- For the sauce, melt the butter in a pan, stir in flour over a low heat.
- Add garlic, tarragon, wine and some of the mussel liquor, enough to produce a thin sauce. After 5-8 mins add the gin. Allow to simmer for another 5mins or so.
- Season, but go easy on the salt. Add the egg yolk to bind the sauce, add the lemon juice.
- Put the mussels into the sauce, serve with French fries. Bon Appetit!
5. NGinious! lemon gin marinade for BBQ
One more for the Summer unless you are a hardy soul who ventures out to BBQ in the cold. Nginious! suggest using their Summer gin [affiliate link] and using this marinade for chicken, fish or beef dishes. They recommend serving grilled veggies or grilled peach slices as a side and also note that these go really well with burrata or any kind of mozzarella! Naturally you should wash this all down with an Nginious! Summer gin and tonic with a slice of peach and basil leaf for garnish – ah I can’t wait til Summer weather…
- 80ml olive oil
- peel of a lemon
- juice of 4 lmeons
- 80ml Nginious!

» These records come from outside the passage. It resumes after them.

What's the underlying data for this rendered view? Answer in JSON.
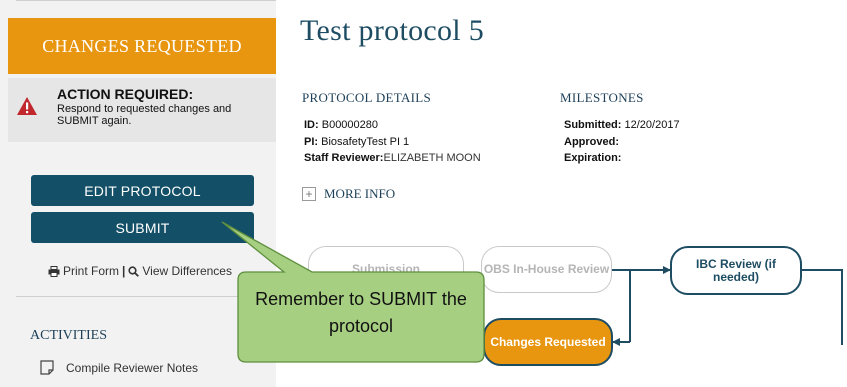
{
  "sidebar": {
    "status": "CHANGES REQUESTED",
    "action": {
      "title": "ACTION REQUIRED:",
      "message": "Respond to requested changes and SUBMIT again."
    },
    "buttons": {
      "edit": "EDIT PROTOCOL",
      "submit": "SUBMIT"
    },
    "links": {
      "print": "Print Form",
      "separator": "|",
      "diff": "View Differences"
    },
    "activities": {
      "title": "ACTIVITIES",
      "items": [
        "Compile Reviewer Notes"
      ]
    }
  },
  "main": {
    "title": "Test protocol 5",
    "details": {
      "heading": "PROTOCOL DETAILS",
      "id_label": "ID:",
      "id_value": "B00000280",
      "pi_label": "PI:",
      "pi_value": "BiosafetyTest PI 1",
      "reviewer_label": "Staff Reviewer:",
      "reviewer_value": "ELIZABETH MOON"
    },
    "milestones": {
      "heading": "MILESTONES",
      "submitted_label": "Submitted:",
      "submitted_value": "12/20/2017",
      "approved_label": "Approved:",
      "expiration_label": "Expiration:"
    },
    "more_info": "MORE INFO",
    "workflow": {
      "nodes": [
        {
          "label": "Submission",
          "state": "faded"
        },
        {
          "label": "OBS In-House Review",
          "state": "faded"
        },
        {
          "label": "IBC Review (if needed)",
          "state": "active"
        },
        {
          "label": "Changes Requested",
          "state": "current"
        }
      ]
    }
  },
  "callout": {
    "text": "Remember to SUBMIT the protocol"
  },
  "colors": {
    "brand_navy": "#134f67",
    "status_orange": "#e8960f",
    "callout_green": "#a6cf82",
    "warning_red": "#c0282d"
  }
}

Summer gin
- 2 spoons of honey
- 2 sliced cloves of garlic
- a thyme twig chopped up
- salt and fresh chili as you like it
- Mix all ingredients in a bowl, pour over your protein of choice – the recipe will serve 4 people or approx. 1kg meat or fish.
- Marinade the meat or fish for 3-4 hours in a fridge (or over night – be careful with fish to ensure it doesn’t cook in the lemon juice!)
- Fire up the BBQ and get grilling!
6. Slake Gin marmalade glazed gammon
Quite a few gin brands make marmalade with the ‘cooked’ citrus from their distillation. Slake Gin have recommended using a gin marmalade to make this glazed gammon and it sounds like a fabulous idea to me! You can either buy a gin marmalade or make one yourself using this recipe from The Usual Saucepans (there are lots of variations if you google too!)
Recipe adapted from Great British Chefs:
- 1.5kg gammon, ask your butcher to tie it for you
- 1 large onion, quartered
- 1 celery stick, cut into chunks
- 1 carrot, roughly chopped into 4
- 2 bay leaves
- 2 tbsp of gin marmalade, peel-free if possible
- 1 tbsp of muscovado sugar, dark
- 1 1/2 tbsp of Dijon mustard
- extra: 25ml of Slake gin
- Put the gammon in a large pan, cover with cold water and b